Activity: Repeat each entry below exactly.

Material for this task:
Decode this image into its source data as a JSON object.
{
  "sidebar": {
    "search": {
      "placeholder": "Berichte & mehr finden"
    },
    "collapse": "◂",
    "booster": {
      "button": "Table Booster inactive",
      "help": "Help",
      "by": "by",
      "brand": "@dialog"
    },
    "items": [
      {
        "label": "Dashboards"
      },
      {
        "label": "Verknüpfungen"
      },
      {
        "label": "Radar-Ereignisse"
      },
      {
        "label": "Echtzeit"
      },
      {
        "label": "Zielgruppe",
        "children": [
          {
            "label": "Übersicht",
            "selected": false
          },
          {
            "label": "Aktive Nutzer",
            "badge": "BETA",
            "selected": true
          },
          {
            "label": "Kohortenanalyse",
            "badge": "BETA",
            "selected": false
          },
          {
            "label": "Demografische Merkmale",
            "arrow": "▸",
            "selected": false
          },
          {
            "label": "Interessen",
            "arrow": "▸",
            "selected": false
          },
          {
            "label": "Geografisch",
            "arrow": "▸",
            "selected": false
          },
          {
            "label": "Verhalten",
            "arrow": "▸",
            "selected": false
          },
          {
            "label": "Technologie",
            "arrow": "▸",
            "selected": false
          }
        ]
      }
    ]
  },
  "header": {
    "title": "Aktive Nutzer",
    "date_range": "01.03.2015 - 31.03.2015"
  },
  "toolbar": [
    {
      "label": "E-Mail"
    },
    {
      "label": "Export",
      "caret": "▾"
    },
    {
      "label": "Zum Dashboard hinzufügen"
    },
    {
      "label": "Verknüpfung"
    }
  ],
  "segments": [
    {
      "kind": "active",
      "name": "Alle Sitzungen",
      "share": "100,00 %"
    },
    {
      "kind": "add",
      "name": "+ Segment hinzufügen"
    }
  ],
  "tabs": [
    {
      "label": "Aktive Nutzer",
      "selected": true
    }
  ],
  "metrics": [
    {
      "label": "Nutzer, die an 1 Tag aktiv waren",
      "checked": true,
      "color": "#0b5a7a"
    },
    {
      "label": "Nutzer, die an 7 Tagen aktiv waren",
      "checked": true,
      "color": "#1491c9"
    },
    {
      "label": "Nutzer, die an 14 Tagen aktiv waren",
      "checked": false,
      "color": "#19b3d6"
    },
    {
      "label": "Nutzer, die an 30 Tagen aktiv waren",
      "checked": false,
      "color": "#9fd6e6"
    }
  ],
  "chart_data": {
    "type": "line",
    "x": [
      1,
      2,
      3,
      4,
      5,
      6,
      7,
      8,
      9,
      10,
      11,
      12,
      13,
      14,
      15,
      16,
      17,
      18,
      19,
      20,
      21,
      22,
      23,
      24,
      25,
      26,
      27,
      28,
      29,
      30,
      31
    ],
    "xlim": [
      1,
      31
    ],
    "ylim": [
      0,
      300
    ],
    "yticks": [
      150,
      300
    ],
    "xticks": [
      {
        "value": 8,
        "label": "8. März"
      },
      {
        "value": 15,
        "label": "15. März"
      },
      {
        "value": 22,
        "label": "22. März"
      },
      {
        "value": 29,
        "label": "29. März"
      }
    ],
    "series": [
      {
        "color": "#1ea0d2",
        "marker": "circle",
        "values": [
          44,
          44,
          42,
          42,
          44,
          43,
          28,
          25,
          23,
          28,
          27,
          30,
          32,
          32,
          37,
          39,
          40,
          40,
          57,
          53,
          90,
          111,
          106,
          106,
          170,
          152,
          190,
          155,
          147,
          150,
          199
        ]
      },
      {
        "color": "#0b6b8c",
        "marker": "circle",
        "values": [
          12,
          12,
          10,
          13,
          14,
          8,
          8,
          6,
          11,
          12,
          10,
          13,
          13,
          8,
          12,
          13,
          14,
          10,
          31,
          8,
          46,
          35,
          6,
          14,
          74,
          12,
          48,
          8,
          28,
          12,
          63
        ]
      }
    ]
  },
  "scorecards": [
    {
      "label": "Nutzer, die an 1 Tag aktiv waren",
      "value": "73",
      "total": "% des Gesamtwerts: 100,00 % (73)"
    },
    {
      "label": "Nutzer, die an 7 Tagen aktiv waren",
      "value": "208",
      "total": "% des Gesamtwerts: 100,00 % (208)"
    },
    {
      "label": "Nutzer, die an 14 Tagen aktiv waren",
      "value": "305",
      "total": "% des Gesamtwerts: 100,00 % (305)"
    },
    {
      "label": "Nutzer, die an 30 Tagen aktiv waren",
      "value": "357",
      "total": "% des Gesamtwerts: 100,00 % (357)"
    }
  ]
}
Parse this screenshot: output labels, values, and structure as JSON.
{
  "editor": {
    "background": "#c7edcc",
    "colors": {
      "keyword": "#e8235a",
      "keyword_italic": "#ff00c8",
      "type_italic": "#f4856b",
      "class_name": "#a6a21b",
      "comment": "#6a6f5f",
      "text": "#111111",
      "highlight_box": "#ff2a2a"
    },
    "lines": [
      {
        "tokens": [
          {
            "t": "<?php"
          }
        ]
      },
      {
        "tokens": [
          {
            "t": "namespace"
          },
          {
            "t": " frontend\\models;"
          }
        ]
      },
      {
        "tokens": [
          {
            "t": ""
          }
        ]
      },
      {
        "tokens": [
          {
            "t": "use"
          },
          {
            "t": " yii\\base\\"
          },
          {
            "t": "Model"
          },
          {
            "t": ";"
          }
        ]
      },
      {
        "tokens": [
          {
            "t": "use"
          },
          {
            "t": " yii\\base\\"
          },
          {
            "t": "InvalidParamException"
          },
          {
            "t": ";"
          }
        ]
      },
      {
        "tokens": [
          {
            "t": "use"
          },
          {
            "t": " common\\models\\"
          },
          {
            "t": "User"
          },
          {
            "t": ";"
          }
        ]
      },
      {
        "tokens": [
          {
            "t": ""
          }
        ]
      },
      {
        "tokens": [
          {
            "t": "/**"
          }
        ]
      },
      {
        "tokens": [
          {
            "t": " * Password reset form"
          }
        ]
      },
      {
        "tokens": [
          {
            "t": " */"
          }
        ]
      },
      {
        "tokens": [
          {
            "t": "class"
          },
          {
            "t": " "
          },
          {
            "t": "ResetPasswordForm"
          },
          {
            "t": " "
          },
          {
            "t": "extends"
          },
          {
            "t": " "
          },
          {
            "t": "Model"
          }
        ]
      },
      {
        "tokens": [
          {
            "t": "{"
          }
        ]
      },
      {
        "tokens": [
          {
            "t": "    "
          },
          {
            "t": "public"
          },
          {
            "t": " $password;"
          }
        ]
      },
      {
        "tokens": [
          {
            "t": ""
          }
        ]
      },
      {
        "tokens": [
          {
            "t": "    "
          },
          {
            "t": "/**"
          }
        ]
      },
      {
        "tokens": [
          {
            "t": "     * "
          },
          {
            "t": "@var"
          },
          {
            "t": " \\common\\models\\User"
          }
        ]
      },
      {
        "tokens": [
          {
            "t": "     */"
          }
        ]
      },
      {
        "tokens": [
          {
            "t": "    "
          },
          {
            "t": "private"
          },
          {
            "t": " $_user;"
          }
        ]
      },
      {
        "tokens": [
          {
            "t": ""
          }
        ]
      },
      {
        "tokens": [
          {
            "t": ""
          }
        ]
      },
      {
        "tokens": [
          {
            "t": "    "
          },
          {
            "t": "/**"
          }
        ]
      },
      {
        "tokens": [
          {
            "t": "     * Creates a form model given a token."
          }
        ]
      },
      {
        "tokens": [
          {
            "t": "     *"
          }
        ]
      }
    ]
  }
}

The completed task:
Decode this image into its source data as a JSON object.
{
  "sidebar": {
    "search": {
      "placeholder": "Berichte & mehr finden"
    },
    "collapse": "◂",
    "booster": {
      "button": "Table Booster inactive",
      "help": "Help",
      "by": "by",
      "brand": "@dialog"
    },
    "items": [
      {
        "label": "Dashboards"
      },
      {
        "label": "Verknüpfungen"
      },
      {
        "label": "Radar-Ereignisse"
      },
      {
        "label": "Echtzeit"
      },
      {
        "label": "Zielgruppe",
        "children": [
          {
            "label": "Übersicht",
            "selected": false
          },
          {
            "label": "Aktive Nutzer",
            "badge": "BETA",
            "selected": true
          },
          {
            "label": "Kohortenanalyse",
            "badge": "BETA",
            "selected": false
          },
          {
            "label": "Demografische Merkmale",
            "arrow": "▸",
            "selected": false
          },
          {
            "label": "Interessen",
            "arrow": "▸",
            "selected": false
          },
          {
            "label": "Geografisch",
            "arrow": "▸",
            "selected": false
          },
          {
            "label": "Verhalten",
            "arrow": "▸",
            "selected": false
          },
          {
            "label": "Technologie",
            "arrow": "▸",
            "selected": false
          }
        ]
      }
    ]
  },
  "header": {
    "title": "Aktive Nutzer",
    "date_range": "01.03.2015 - 31.03.2015"
  },
  "toolbar": [
    {
      "label": "E-Mail"
    },
    {
      "label": "Export",
      "caret": "▾"
    },
    {
      "label": "Zum Dashboard hinzufügen"
    },
    {
      "label": "Verknüpfung"
    }
  ],
  "segments": [
    {
      "kind": "active",
      "name": "Alle Sitzungen",
      "share": "100,00 %"
    },
    {
      "kind": "add",
      "name": "+ Segment hinzufügen"
    }
  ],
  "tabs": [
    {
      "label": "Aktive Nutzer",
      "selected": true
    }
  ],
  "metrics": [
    {
      "label": "Nutzer, die an 1 Tag aktiv waren",
      "checked": true,
      "color": "#0b5a7a"
    },
    {
      "label": "Nutzer, die an 7 Tagen aktiv waren",
      "checked": true,
      "color": "#1491c9"
    },
    {
      "label": "Nutzer, die an 14 Tagen aktiv waren",
      "checked": false,
      "color": "#19b3d6"
    },
    {
      "label": "Nutzer, die an 30 Tagen aktiv waren",
      "checked": false,
      "color": "#9fd6e6"
    }
  ],
  "chart_data": {
    "type": "line",
    "x": [
      1,
      2,
      3,
      4,
      5,
      6,
      7,
      8,
      9,
      10,
      11,
      12,
      13,
      14,
      15,
      16,
      17,
      18,
      19,
      20,
      21,
      22,
      23,
      24,
      25,
      26,
      27,
      28,
      29,
      30,
      31
    ],
    "xlim": [
      1,
      31
    ],
    "ylim": [
      0,
      300
    ],
    "yticks": [
      150,
      300
    ],
    "xticks": [
      {
        "value": 8,
        "label": "8. März"
      },
      {
        "value": 15,
        "label": "15. März"
      },
      {
        "value": 22,
        "label": "22. März"
      },
      {
        "value": 29,
        "label": "29. März"
      }
    ],
    "series": [
      {
        "color": "#1ea0d2",
        "marker": "circle",
        "values": [
          44,
          44,
          42,
          42,
          44,
          43,
          28,
          25,
          23,
          28,
          27,
          30,
          32,
          32,
          37,
          39,
          40,
          40,
          57,
          53,
          90,
          111,
          106,
          106,
          170,
          152,
          190,
          155,
          147,
          150,
          199
        ]
      },
      {
        "color": "#0b6b8c",
        "marker": "circle",
        "values": [
          12,
          12,
          10,
          13,
          14,
          8,
          8,
          6,
          11,
          12,
          10,
          13,
          13,
          8,
          12,
          13,
          14,
          10,
          31,
          8,
          46,
          35,
          6,
          14,
          74,
          12,
          48,
          8,
          28,
          12,
          63
        ]
      }
    ]
  },
  "scorecards": [
    {
      "label": "Nutzer, die an 1 Tag aktiv waren",
      "value": "73",
      "total": "% des Gesamtwerts: 100,00 % (73)"
    },
    {
      "label": "Nutzer, die an 7 Tagen aktiv waren",
      "value": "208",
      "total": "% des Gesamtwerts: 100,00 % (208)"
    },
    {
      "label": "Nutzer, die an 14 Tagen aktiv waren",
      "value": "305",
      "total": "% des Gesamtwerts: 100,00 % (305)"
    },
    {
      "label": "Nutzer, die an 30 Tagen aktiv waren",
      "value": "357",
      "total": "% des Gesamtwerts: 100,00 % (357)"
    }
  ]
}
Parse this screenshot: output labels, values, and structure as JSON.
{
  "editor": {
    "background": "#c7edcc",
    "colors": {
      "keyword": "#e8235a",
      "keyword_italic": "#ff00c8",
      "type_italic": "#f4856b",
      "class_name": "#a6a21b",
      "comment": "#6a6f5f",
      "text": "#111111",
      "highlight_box": "#ff2a2a"
    },
    "lines": [
      {
        "tokens": [
          {
            "t": "<?php"
          }
        ]
      },
      {
        "tokens": [
          {
            "t": "namespace"
          },
          {
            "t": " frontend\\models;"
          }
        ]
      },
      {
        "tokens": [
          {
            "t": ""
          }
        ]
      },
      {
        "tokens": [
          {
            "t": "use"
          },
          {
            "t": " yii\\base\\"
          },
          {
            "t": "Model"
          },
          {
            "t": ";"
          }
        ]
      },
      {
        "tokens": [
          {
            "t": "use"
          },
          {
            "t": " yii\\base\\"
          },
          {
            "t": "InvalidParamException"
          },
          {
            "t": ";"
          }
        ]
      },
      {
        "tokens": [
          {
            "t": "use"
          },
          {
            "t": " common\\models\\"
          },
          {
            "t": "User"
          },
          {
            "t": ";"
          }
        ]
      },
      {
        "tokens": [
          {
            "t": ""
          }
        ]
      },
      {
        "tokens": [
          {
            "t": "/**"
          }
        ]
      },
      {
        "tokens": [
          {
            "t": " * Password reset form"
          }
        ]
      },
      {
        "tokens": [
          {
            "t": " */"
          }
        ]
      },
      {
        "tokens": [
          {
            "t": "class"
          },
          {
            "t": " "
          },
          {
            "t": "ResetPasswordForm"
          },
          {
            "t": " "
          },
          {
            "t": "extends"
          },
          {
            "t": " "
          },
          {
            "t": "Model"
          }
        ]
      },
      {
        "tokens": [
          {
            "t": "{"
          }
        ]
      },
      {
        "tokens": [
          {
            "t": "    "
          },
          {
            "t": "public"
          },
          {
            "t": " $password;"
          }
        ]
      },
      {
        "tokens": [
          {
            "t": ""
          }
        ]
      },
      {
        "tokens": [
          {
            "t": "    "
          },
          {
            "t": "/**"
          }
        ]
      },
      {
        "tokens": [
          {
            "t": "     * "
          },
          {
            "t": "@var"
          },
          {
            "t": " \\common\\models\\User"
          }
        ]
      },
      {
        "tokens": [
          {
            "t": "     */"
          }
        ]
      },
      {
        "tokens": [
          {
            "t": "    "
          },
          {
            "t": "private"
          },
          {
            "t": " $_user;"
          }
        ]
      },
      {
        "tokens": [
          {
            "t": ""
          }
        ]
      },
      {
        "tokens": [
          {
            "t": ""
          }
        ]
      },
      {
        "tokens": [
          {
            "t": "    "
          },
          {
            "t": "/**"
          }
        ]
      },
      {
        "tokens": [
          {
            "t": "     * Creates a form model given a token."
          }
        ]
      },
      {
        "tokens": [
          {
            "t": "     *"
          }
        ]
      }
    ]
  }
}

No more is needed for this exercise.